Around 18,000 Bolivians are living with HIV/AIDS. Young people between the ages of 10 and 24 account for more than a third of the Bolivian population, and 67 per cent of reported cases of HIV/AIDS are people aged 35 and under. According to UNICEF, the incidence of HIV/AIDS has grown at an average annual rate of 26 per cent since the year 2000.
Only a quarter of those living with HIV/AIDS receives the necessary antiretroviral treatment needed to manage the illness. This is because, in poor areas, residents struggle to access healthcare and some never even receive a diagnosis.
Reported HIV/AIDS cases are concentrated in the departments with the highest populations including La Paz, Santa Cruz and Cochabamba, which together, account for 89 per cent of the country’s HIV/AIDS cases.
The government in Bolivia is highly influenced by the Church. As a result gay, bisexual, transgender individuals and men who have sex with men have been discriminated against and have less access to prevention services.
Instituto Para El Desarollo Humano (IDH) was established in 1997 to address HIV/AIDS and related issues in Bolivia, through prevention and attention services for people living with, or at risk of contracting, HIV/AIDS in Cochabamba.
IDH’s goal is to help improve the quality of life of the population, particularly in rural areas, through the development of programmes based on research, educational promotion and participatory action.
IDH currently works on two programmes. The first, SidAccion, is a holistic programme that offers direct medical support to people living with HIV/AIDS. As part of this programme, IDH holds an annual weeklong fair on HIV awareness that is attended by over 25,000 people.
The second programme, MediAccion, focuses on advocacy, working with schools for the prevention of HIV/AIDS, sexual violence and drug use among children and young people.
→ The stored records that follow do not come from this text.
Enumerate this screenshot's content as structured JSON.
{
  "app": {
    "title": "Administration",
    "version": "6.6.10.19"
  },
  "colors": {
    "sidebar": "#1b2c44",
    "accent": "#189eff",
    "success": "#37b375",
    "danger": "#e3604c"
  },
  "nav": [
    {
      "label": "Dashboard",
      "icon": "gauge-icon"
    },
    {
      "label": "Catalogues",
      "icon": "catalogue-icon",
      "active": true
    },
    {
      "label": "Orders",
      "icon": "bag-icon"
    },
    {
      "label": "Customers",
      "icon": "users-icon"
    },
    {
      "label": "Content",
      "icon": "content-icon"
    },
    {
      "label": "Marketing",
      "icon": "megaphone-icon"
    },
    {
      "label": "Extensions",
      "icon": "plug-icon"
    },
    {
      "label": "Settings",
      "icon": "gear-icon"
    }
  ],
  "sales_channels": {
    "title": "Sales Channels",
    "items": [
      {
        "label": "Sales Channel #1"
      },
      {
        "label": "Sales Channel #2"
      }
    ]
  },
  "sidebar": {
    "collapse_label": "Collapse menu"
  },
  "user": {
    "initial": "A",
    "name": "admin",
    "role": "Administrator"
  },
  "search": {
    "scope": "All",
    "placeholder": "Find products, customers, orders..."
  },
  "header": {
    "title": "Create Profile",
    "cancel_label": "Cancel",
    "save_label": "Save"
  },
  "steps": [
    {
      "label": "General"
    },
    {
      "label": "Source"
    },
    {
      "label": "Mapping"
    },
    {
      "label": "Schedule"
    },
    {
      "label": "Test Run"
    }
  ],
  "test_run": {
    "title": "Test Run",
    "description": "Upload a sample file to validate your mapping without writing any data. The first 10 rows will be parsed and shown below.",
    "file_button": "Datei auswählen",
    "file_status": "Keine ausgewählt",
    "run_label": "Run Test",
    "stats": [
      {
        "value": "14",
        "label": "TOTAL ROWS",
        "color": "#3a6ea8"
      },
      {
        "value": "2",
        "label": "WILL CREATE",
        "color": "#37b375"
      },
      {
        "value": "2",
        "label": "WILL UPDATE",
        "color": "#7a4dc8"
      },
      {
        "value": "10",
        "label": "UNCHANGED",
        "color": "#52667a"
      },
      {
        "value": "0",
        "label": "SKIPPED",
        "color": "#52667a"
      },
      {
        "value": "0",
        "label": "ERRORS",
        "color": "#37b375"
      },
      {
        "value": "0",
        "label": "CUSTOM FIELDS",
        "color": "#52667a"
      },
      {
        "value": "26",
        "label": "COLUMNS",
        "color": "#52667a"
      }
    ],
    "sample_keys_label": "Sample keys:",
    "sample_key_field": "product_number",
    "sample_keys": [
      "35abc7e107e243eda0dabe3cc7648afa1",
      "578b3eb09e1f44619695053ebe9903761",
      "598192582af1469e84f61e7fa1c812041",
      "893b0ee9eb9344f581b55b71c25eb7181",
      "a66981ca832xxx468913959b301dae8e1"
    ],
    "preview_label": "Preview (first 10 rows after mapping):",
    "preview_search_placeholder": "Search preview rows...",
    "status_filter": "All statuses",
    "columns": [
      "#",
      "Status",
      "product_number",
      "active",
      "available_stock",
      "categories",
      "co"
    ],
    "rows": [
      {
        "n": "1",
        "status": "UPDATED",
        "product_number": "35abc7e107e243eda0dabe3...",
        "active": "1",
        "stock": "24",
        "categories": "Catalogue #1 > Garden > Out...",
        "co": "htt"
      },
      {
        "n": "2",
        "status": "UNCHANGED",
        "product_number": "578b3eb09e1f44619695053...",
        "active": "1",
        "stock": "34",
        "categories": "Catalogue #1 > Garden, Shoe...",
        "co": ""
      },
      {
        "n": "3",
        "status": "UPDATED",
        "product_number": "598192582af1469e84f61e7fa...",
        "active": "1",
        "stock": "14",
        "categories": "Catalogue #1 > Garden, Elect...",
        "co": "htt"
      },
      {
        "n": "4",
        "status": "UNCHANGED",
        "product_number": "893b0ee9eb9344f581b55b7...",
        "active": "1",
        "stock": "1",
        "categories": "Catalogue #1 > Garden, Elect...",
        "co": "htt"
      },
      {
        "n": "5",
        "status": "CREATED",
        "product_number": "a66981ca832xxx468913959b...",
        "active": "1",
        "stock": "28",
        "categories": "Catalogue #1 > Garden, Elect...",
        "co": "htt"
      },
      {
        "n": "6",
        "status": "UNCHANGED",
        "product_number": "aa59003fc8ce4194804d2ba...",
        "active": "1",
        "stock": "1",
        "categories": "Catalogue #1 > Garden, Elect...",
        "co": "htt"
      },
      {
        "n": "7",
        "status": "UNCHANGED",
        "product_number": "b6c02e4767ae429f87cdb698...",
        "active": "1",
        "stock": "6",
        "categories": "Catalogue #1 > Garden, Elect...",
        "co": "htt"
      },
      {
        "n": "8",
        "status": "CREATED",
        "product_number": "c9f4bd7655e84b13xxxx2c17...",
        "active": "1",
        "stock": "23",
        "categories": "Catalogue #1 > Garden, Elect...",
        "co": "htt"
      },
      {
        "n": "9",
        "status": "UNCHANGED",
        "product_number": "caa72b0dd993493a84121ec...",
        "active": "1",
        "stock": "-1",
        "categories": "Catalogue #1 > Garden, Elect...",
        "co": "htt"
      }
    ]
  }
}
In 2015, IDH – with its strong links with governmental and non-governmental entities and networks, both within Bolivia and internationally – reached 21,915 direct beneficiaries.
Photo: Carola Andrade